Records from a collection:
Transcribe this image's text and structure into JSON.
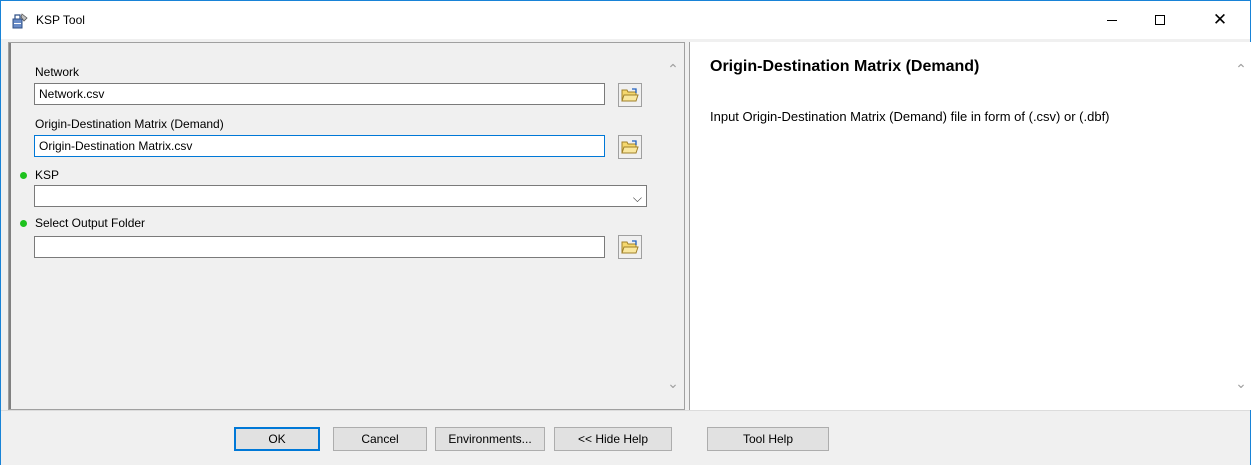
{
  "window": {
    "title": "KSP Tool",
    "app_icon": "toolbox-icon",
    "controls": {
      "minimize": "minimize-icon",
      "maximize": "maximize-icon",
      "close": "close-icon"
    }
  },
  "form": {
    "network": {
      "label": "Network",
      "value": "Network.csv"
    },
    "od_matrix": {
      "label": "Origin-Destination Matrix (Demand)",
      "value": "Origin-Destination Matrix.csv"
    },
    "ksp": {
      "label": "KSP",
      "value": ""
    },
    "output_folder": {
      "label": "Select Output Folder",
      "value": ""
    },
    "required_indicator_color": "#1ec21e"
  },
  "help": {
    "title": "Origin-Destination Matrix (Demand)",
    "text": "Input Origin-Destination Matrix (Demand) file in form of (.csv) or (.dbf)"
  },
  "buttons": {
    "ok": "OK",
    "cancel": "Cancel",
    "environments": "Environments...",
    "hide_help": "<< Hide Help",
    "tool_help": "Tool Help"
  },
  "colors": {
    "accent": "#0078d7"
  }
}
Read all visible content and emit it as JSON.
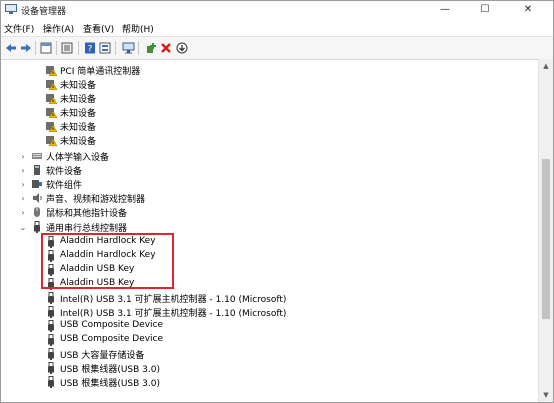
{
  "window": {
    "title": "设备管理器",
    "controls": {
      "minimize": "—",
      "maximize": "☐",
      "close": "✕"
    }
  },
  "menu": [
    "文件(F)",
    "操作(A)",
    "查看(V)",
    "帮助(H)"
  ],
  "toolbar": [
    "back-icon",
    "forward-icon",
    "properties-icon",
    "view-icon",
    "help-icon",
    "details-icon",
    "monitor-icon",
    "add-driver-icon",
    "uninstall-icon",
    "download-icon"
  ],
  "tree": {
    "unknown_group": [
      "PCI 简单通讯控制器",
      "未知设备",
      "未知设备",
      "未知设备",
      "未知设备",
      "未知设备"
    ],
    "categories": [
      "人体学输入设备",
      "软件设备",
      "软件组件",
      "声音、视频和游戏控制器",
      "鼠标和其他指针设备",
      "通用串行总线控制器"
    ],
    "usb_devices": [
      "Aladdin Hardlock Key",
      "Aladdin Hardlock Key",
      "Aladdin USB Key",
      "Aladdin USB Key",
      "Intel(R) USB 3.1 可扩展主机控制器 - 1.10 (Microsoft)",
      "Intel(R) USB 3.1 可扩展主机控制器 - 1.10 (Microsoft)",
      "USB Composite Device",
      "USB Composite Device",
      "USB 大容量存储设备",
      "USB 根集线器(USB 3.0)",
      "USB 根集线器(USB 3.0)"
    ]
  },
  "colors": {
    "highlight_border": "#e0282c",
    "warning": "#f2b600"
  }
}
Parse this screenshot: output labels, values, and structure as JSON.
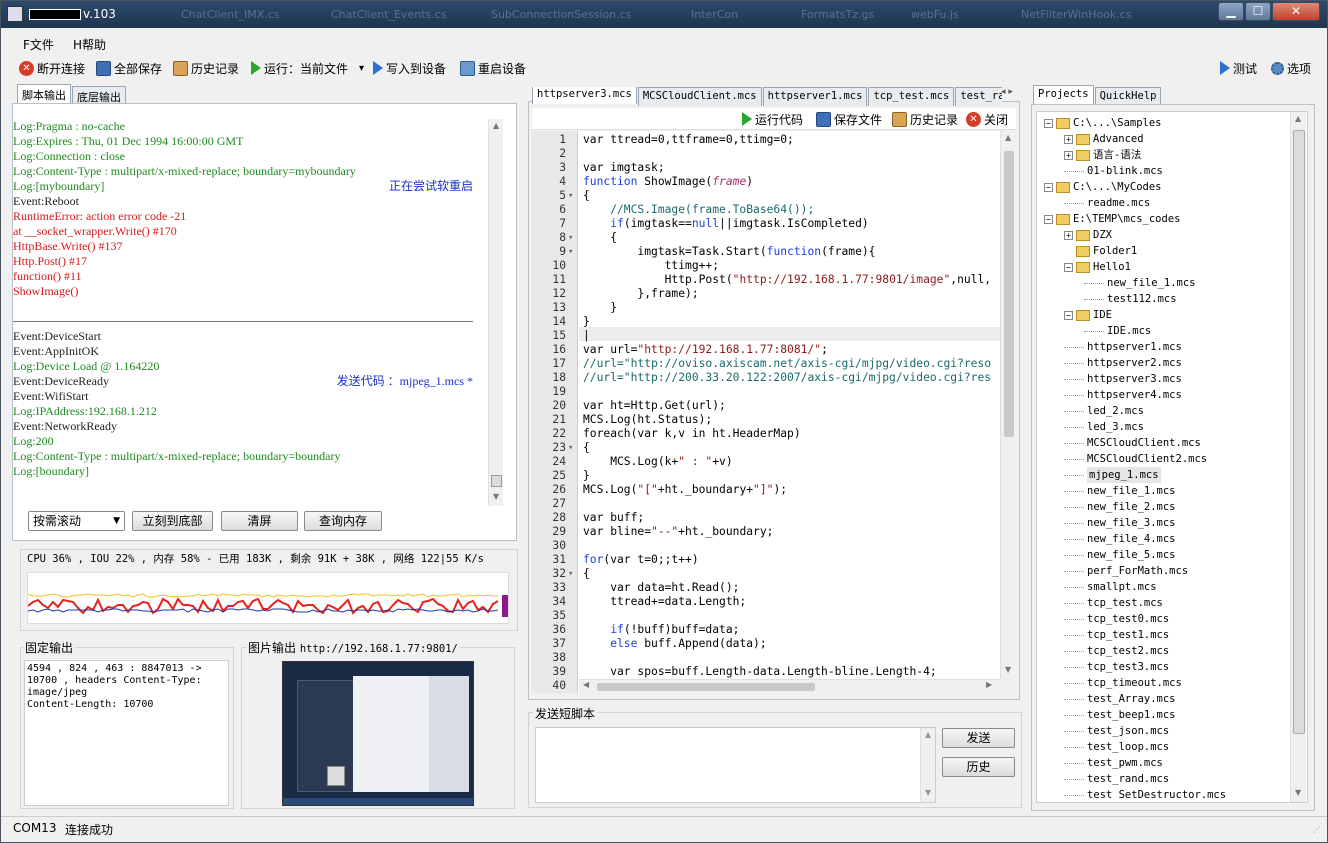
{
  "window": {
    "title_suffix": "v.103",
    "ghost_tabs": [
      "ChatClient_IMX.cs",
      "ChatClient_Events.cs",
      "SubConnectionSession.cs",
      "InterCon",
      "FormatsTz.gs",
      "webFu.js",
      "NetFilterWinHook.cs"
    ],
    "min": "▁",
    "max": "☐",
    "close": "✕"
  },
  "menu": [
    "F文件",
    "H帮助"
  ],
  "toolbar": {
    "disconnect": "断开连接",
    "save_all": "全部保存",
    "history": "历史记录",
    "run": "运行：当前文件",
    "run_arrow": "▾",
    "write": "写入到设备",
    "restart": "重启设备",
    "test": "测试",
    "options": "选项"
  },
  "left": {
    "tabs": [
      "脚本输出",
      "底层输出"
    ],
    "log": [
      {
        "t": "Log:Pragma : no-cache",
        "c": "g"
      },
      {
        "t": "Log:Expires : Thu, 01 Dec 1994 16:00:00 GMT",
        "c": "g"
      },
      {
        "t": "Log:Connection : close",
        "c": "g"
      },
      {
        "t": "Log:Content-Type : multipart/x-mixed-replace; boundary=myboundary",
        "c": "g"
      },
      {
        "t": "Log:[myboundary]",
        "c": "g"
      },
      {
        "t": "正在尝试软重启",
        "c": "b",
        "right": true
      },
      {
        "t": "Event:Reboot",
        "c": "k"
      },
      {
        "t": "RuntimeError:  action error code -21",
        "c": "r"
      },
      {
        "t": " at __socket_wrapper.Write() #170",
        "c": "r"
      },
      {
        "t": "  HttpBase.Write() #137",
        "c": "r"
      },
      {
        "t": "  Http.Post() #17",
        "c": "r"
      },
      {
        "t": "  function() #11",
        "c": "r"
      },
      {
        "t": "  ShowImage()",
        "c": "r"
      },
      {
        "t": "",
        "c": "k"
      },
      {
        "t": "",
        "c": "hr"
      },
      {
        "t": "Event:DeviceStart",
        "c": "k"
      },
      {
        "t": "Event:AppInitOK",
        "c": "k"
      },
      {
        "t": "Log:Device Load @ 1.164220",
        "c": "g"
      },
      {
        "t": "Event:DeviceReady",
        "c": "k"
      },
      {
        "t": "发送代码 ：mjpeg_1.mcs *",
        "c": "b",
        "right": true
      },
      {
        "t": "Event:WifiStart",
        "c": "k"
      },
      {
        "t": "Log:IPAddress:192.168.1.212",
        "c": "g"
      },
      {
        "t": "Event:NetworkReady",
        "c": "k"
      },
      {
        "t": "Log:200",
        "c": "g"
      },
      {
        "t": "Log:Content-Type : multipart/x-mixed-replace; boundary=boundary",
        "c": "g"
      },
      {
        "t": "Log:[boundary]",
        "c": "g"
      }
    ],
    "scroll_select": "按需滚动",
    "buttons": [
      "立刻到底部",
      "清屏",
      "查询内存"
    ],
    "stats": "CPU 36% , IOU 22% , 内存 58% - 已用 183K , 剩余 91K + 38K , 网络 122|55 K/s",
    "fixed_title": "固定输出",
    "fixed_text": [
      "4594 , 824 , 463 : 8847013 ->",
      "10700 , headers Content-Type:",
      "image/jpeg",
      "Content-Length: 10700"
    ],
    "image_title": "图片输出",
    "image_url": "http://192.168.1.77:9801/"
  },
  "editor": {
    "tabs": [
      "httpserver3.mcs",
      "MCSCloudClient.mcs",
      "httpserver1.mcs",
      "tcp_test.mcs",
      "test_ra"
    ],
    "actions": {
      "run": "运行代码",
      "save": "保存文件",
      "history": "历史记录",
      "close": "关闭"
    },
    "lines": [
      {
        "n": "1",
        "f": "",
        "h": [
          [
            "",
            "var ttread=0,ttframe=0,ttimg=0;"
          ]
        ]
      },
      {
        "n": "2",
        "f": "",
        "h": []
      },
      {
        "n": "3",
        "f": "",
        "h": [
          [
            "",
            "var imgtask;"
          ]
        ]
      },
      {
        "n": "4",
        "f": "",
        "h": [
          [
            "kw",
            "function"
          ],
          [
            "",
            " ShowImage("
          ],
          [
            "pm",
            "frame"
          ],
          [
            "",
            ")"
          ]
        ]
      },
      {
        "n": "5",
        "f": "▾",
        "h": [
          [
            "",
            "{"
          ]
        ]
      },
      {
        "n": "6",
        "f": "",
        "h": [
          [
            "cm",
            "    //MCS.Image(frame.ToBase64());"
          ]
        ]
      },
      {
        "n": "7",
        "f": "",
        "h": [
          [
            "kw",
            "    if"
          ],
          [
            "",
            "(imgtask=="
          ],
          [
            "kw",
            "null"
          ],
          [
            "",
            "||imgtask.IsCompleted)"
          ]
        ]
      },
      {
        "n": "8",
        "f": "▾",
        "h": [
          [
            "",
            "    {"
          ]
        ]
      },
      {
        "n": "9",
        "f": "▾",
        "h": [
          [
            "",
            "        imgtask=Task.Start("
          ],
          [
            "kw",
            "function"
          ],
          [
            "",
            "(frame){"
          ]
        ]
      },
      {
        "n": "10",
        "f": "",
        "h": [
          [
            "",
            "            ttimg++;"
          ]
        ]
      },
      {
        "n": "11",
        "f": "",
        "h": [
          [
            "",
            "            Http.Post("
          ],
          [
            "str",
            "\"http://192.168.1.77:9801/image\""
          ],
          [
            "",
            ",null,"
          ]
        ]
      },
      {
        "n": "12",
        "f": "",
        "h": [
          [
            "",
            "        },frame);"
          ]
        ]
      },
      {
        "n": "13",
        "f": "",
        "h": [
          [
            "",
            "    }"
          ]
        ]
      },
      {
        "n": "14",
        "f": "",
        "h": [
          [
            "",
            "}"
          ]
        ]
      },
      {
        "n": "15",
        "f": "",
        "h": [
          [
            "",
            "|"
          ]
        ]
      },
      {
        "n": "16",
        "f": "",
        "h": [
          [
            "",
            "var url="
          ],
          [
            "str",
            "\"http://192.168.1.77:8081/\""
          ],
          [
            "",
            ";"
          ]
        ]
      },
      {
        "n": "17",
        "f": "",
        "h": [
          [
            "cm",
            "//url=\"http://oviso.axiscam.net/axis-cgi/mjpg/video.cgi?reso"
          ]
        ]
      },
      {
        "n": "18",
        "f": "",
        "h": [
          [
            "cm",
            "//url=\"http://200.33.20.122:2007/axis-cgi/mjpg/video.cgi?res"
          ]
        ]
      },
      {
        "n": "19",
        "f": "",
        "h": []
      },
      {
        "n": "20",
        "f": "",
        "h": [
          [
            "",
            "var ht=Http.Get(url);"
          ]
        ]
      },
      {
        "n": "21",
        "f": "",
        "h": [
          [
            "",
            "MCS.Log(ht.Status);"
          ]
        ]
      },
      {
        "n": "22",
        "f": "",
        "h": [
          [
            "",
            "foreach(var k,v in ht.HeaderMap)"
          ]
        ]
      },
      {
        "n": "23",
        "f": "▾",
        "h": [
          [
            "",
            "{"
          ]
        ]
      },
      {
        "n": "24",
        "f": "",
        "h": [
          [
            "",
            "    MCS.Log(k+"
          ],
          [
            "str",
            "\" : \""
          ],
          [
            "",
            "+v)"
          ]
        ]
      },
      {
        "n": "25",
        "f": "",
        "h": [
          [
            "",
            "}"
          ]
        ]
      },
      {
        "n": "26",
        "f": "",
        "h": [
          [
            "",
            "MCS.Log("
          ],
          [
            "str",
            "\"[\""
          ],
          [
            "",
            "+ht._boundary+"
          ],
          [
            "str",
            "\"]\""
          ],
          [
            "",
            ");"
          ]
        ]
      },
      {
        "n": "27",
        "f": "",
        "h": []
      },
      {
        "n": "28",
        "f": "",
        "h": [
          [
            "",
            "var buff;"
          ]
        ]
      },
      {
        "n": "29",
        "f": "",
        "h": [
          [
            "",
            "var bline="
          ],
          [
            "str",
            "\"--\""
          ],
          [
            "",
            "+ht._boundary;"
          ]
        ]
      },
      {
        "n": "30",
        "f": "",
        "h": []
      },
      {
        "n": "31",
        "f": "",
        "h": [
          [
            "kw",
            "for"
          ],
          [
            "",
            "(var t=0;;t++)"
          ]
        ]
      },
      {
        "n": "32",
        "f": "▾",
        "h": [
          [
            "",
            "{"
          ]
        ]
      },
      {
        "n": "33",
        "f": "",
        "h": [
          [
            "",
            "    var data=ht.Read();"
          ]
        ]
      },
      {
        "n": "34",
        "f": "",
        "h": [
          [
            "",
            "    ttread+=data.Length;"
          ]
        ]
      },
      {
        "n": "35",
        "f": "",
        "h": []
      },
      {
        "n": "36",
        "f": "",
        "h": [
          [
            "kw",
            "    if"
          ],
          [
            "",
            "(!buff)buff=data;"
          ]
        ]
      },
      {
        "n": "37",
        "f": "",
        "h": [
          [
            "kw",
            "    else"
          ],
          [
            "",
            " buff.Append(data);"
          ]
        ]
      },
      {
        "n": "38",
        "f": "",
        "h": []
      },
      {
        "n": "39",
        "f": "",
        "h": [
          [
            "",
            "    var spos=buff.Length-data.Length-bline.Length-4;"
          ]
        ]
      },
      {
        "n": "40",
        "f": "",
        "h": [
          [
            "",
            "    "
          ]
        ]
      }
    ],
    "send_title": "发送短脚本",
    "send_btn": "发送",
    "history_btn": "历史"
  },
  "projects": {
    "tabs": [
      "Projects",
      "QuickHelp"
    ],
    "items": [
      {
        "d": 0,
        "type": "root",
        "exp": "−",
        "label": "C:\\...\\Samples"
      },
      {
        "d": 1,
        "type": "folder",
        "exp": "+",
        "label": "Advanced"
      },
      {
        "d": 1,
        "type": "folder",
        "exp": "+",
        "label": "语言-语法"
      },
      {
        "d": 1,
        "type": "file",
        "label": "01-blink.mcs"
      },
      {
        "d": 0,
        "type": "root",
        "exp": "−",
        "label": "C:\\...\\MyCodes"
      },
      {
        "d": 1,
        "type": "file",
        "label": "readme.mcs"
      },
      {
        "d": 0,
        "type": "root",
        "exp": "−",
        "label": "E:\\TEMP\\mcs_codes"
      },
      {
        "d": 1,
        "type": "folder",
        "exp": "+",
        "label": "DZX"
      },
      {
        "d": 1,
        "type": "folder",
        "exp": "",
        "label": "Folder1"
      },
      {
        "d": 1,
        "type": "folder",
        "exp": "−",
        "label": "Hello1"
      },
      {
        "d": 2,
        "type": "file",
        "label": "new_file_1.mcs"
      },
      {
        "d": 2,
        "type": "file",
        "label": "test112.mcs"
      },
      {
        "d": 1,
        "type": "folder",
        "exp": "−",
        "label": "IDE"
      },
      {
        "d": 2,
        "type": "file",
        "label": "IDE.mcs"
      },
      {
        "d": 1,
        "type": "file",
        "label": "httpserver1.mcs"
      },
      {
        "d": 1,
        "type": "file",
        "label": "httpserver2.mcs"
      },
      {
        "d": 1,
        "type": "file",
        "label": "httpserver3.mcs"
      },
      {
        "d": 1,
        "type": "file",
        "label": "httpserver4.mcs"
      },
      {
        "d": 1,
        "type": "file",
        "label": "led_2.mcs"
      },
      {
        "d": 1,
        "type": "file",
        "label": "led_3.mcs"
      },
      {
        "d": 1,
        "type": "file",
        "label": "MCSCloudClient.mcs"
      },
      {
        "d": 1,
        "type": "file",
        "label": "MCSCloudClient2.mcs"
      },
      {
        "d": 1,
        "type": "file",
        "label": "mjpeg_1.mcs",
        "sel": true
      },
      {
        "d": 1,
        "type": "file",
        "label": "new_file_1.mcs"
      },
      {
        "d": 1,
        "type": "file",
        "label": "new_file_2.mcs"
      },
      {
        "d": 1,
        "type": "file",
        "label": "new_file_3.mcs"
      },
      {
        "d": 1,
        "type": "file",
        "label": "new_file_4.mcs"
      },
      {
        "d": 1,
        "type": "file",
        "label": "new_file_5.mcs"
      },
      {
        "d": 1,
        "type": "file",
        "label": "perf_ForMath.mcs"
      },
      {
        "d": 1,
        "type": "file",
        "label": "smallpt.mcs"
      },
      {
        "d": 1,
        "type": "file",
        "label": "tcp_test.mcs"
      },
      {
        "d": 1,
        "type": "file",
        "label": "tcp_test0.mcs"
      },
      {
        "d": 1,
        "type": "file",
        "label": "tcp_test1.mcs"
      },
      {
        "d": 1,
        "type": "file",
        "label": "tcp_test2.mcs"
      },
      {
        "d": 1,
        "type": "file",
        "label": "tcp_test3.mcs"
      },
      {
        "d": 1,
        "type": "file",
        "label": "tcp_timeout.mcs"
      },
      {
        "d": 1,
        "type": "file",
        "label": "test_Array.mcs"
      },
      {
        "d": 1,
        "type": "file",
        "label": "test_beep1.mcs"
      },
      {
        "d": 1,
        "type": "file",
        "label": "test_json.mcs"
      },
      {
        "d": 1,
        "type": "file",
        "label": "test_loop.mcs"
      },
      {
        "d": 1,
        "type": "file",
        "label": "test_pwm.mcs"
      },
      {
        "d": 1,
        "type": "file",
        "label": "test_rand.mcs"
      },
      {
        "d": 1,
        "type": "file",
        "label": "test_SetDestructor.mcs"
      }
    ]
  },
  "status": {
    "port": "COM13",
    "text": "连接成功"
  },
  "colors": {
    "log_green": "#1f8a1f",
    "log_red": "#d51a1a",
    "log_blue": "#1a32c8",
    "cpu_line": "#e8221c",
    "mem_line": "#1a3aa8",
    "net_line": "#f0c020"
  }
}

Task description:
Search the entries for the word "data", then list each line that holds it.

Expected answer:
            "    var data=ht.Read();"
            "    ttread+=data.Length;"
            "(!buff)buff=data;"
            " buff.Append(data);"
            "    var spos=buff.Length-data.Length-bline.Length-4;"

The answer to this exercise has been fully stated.